*** Listed records ***

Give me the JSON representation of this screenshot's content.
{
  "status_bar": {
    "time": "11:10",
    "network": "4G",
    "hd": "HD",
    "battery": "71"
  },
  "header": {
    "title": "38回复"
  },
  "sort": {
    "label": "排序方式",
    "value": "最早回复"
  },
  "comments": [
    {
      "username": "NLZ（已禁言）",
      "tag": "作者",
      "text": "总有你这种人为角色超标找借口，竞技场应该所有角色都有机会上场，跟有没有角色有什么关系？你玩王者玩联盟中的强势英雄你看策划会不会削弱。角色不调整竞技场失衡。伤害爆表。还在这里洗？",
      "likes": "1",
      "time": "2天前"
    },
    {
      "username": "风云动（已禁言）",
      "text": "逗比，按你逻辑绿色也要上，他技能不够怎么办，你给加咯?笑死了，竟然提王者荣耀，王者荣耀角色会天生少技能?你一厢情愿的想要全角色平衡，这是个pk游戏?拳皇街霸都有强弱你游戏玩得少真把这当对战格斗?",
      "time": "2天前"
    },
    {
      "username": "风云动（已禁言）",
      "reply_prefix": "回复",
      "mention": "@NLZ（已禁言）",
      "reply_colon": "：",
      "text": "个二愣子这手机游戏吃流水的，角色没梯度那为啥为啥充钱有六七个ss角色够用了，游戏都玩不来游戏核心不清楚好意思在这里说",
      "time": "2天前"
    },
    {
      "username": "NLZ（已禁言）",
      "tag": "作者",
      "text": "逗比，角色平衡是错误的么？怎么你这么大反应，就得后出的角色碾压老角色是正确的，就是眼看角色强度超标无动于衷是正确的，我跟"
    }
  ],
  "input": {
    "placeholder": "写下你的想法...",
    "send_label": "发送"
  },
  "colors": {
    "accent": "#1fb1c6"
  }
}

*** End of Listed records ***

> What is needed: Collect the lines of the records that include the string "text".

> Written response:
      "text": "总有你这种人为角色超标找借口，竞技场应该所有角色都有机会上场，跟有没有角色有什么关系？你玩王者玩联盟中的强势英雄你看策划会不会削弱。角色不调整竞技场失衡。伤害爆表。还在这里洗？",
      "text": "逗比，按你逻辑绿色也要上，他技能不够怎么办，你给加咯?笑死了，竟然提王者荣耀，王者荣耀角色会天生少技能?你一厢情愿的想要全角色平衡，这是个pk游戏?拳皇街霸都有强弱你游戏玩得少真把这当对战格斗?",
      "text": "个二愣子这手机游戏吃流水的，角色没梯度那为啥为啥充钱有六七个ss角色够用了，游戏都玩不来游戏核心不清楚好意思在这里说",
      "text": "逗比，角色平衡是错误的么？怎么你这么大反应，就得后出的角色碾压老角色是正确的，就是眼看角色强度超标无动于衷是正确的，我跟"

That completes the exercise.